__YOUR ASSIGNMENT__:
Where a line of the records contains the word "message", show that line.
*** DATA TO PROCESS ***
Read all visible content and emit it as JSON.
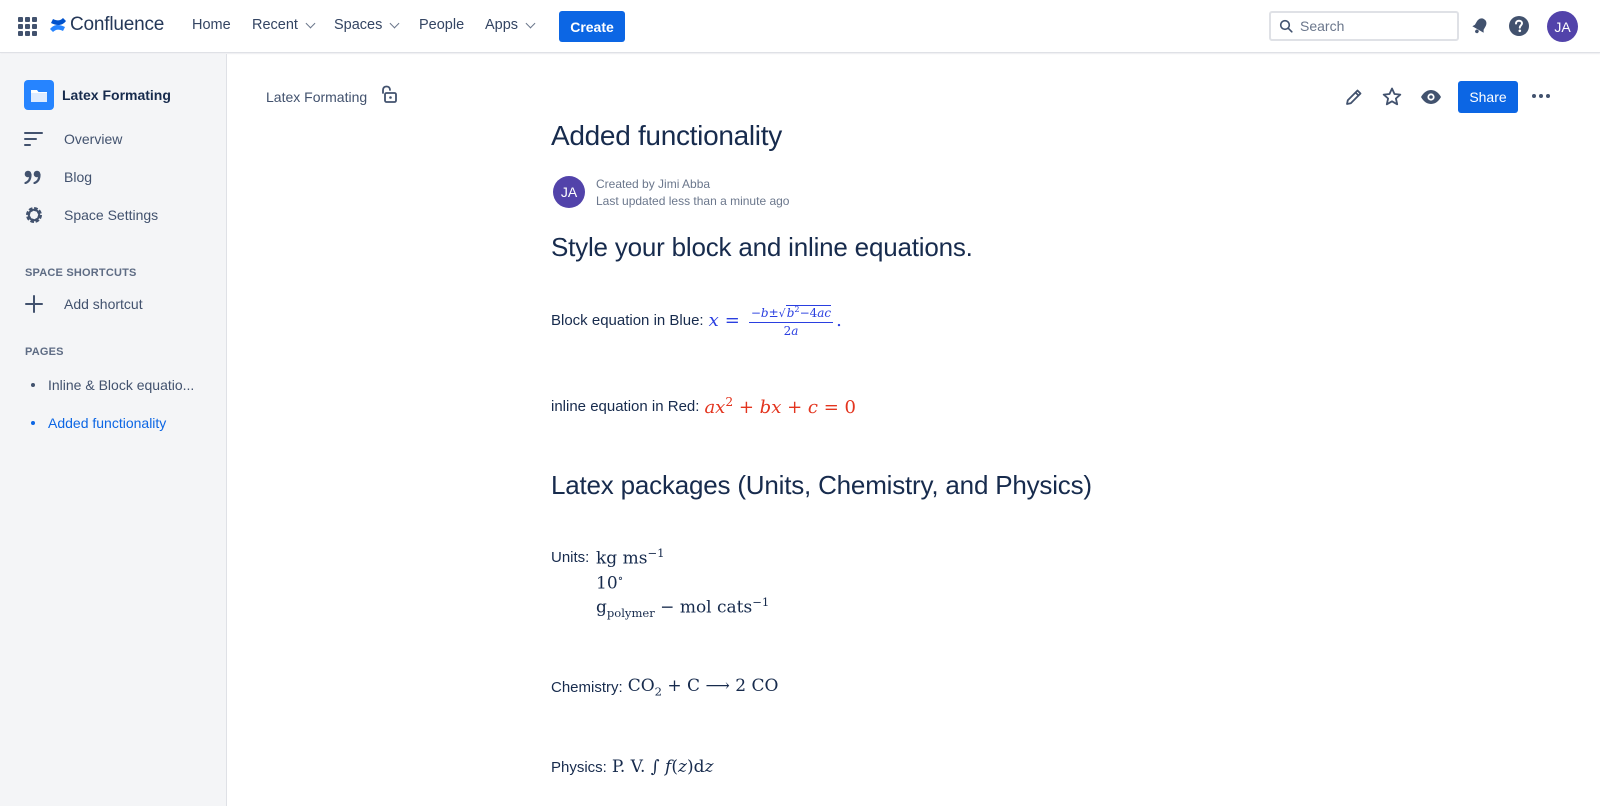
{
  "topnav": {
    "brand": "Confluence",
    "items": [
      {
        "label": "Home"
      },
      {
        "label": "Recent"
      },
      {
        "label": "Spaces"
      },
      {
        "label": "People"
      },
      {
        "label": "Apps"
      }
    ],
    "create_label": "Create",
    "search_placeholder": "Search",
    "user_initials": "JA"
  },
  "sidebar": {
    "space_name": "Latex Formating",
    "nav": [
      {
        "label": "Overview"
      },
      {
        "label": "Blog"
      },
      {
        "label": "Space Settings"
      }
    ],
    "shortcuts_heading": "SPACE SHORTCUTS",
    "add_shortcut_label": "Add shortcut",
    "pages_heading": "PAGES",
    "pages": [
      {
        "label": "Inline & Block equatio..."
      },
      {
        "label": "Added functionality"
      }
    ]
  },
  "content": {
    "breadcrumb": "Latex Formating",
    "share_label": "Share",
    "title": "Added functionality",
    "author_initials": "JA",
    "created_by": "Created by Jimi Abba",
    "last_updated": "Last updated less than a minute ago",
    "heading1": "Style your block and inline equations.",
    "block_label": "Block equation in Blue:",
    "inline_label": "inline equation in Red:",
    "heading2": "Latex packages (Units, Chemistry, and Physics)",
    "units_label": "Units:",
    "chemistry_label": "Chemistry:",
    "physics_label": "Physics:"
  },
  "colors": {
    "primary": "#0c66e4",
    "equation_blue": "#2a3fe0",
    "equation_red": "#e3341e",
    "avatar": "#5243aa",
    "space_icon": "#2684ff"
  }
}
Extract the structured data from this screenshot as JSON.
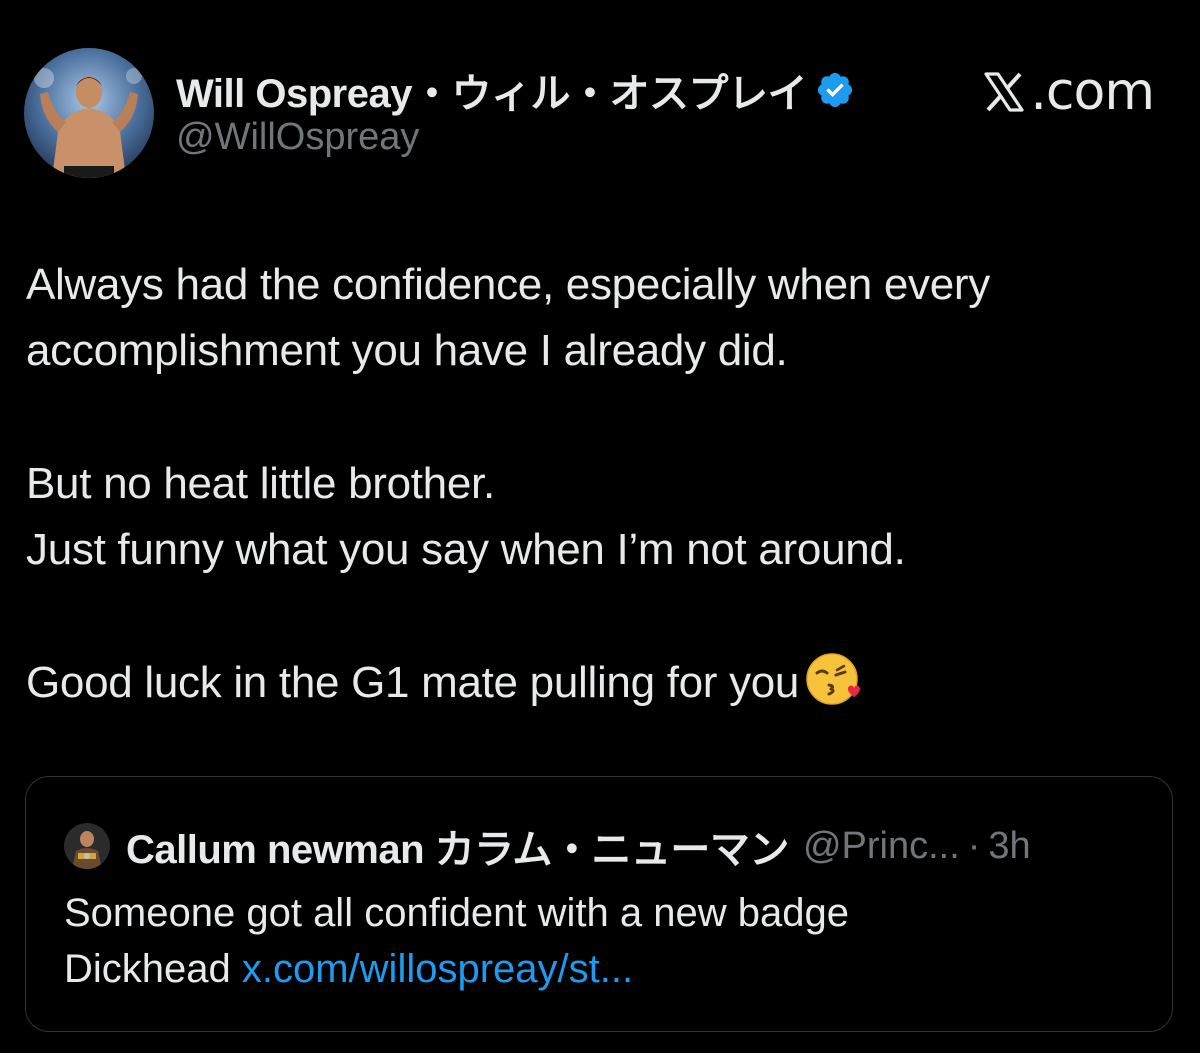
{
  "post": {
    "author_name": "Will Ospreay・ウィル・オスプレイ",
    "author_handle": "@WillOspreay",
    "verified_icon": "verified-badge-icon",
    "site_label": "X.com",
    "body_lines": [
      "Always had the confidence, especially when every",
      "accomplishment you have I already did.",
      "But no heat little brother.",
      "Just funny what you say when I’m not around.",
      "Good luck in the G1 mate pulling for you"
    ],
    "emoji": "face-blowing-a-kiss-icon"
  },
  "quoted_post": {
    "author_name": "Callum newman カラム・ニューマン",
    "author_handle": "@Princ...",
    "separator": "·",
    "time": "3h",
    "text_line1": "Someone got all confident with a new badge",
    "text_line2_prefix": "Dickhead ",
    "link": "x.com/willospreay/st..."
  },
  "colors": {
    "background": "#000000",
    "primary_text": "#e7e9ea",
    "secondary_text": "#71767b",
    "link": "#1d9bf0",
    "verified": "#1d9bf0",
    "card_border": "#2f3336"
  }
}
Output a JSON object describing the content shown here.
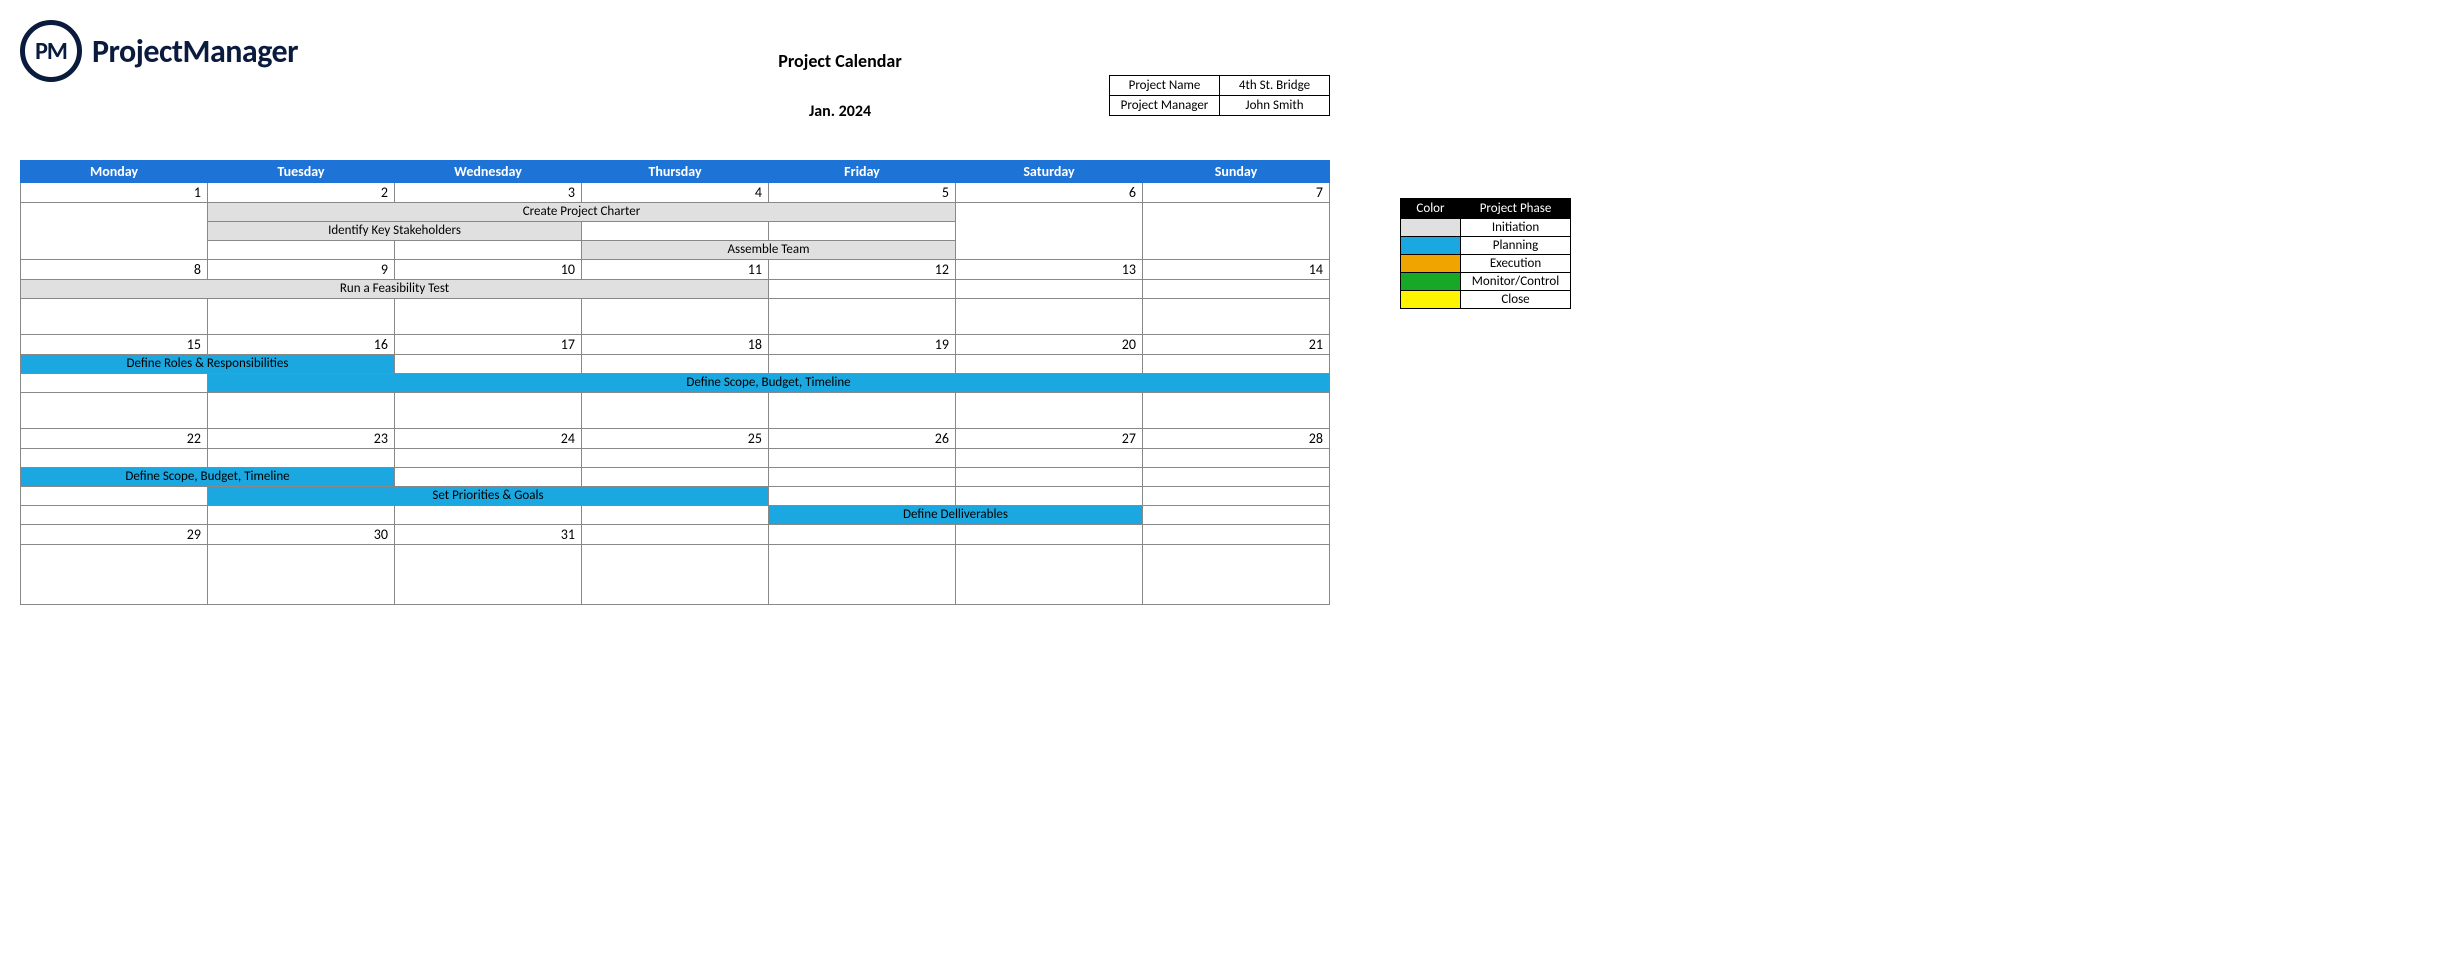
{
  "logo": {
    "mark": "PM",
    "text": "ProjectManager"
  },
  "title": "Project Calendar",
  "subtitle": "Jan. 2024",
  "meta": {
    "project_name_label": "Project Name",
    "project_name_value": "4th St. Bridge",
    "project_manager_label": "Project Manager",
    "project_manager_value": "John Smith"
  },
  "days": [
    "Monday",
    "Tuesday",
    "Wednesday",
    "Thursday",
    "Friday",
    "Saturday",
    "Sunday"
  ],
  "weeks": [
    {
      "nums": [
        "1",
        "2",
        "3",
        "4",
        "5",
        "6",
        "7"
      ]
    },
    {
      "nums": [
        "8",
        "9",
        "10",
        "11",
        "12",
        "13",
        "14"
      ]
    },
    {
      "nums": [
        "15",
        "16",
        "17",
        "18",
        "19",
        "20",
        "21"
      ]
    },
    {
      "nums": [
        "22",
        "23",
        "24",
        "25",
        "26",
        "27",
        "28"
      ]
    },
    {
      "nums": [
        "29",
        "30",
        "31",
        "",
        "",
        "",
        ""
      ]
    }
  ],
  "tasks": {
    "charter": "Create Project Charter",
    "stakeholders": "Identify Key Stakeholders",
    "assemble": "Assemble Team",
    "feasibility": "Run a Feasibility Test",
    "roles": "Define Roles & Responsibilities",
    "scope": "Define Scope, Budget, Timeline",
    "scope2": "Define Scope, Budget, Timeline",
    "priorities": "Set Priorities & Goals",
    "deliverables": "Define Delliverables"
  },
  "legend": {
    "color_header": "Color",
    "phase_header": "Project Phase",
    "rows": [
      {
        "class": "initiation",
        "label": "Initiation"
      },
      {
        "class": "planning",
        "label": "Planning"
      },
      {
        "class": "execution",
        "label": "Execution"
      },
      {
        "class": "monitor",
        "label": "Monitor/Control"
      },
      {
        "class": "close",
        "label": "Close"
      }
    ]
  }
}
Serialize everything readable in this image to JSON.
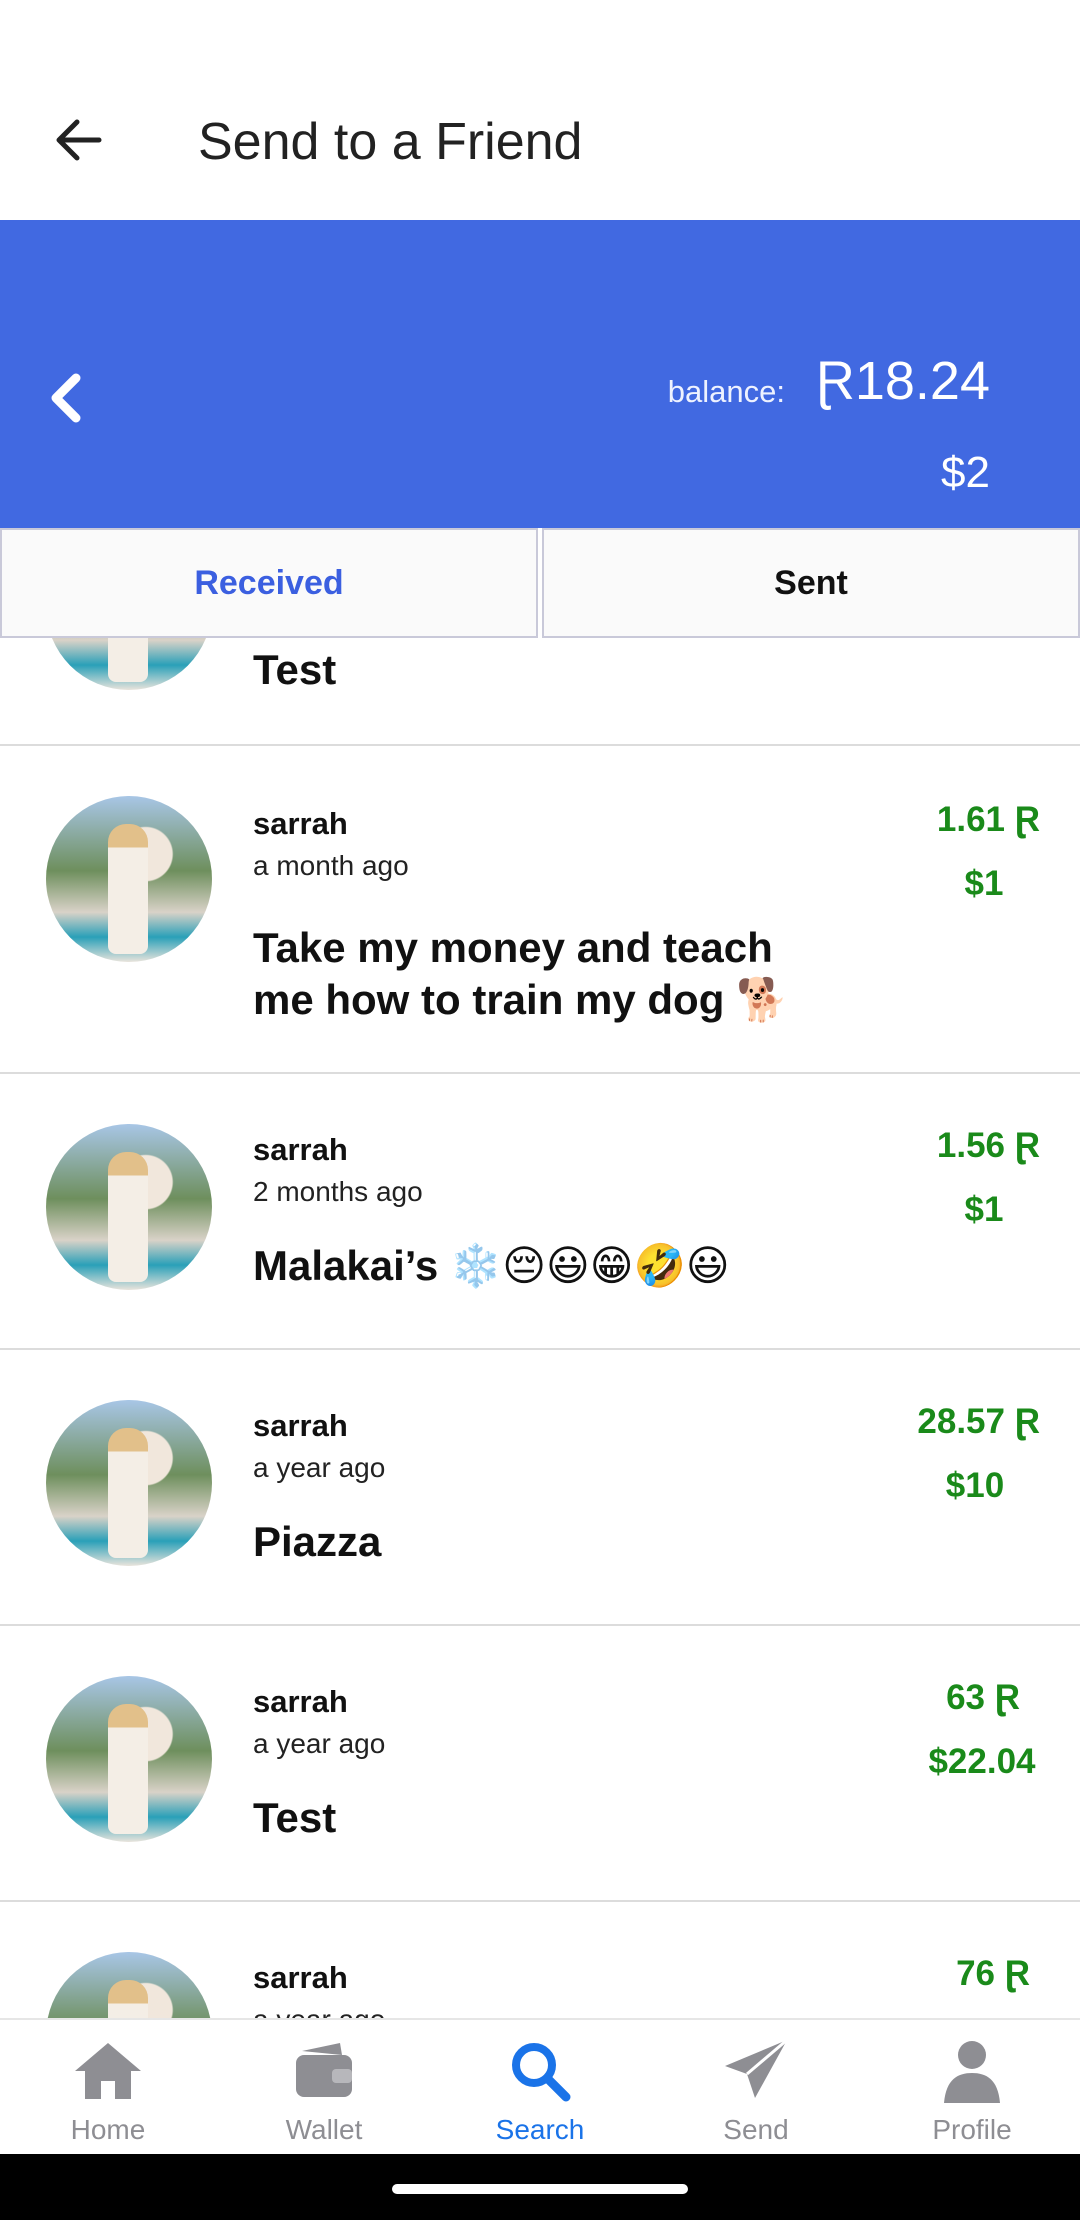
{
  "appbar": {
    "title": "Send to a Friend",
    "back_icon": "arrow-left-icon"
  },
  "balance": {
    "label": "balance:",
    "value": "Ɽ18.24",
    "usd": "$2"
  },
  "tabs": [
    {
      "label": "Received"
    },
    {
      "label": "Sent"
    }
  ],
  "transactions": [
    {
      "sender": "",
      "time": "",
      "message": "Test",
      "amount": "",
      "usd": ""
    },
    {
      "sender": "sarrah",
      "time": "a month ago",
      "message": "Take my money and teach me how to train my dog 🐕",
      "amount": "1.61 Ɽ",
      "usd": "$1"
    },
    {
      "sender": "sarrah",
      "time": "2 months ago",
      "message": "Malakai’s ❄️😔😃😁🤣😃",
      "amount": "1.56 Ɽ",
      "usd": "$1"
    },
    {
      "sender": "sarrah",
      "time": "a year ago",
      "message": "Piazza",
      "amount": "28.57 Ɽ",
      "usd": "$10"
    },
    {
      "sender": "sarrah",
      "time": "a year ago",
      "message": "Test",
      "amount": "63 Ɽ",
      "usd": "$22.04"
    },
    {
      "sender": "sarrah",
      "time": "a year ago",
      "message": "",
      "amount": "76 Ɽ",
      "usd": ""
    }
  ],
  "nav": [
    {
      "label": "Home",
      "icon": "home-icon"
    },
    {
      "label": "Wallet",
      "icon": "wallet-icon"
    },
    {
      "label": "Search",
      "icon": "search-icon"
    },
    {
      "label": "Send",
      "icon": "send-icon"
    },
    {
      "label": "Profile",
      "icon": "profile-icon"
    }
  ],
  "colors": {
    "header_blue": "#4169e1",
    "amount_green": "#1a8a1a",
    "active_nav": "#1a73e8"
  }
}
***
__PROBLEM SOLUTION__:
      "message": "Test",
      "message": "Take my money and teach me how to train my dog 🐕",
      "message": "Malakai’s ❄️😔😃😁🤣😃",
      "message": "Piazza",
      "message": "Test",
      "message": "",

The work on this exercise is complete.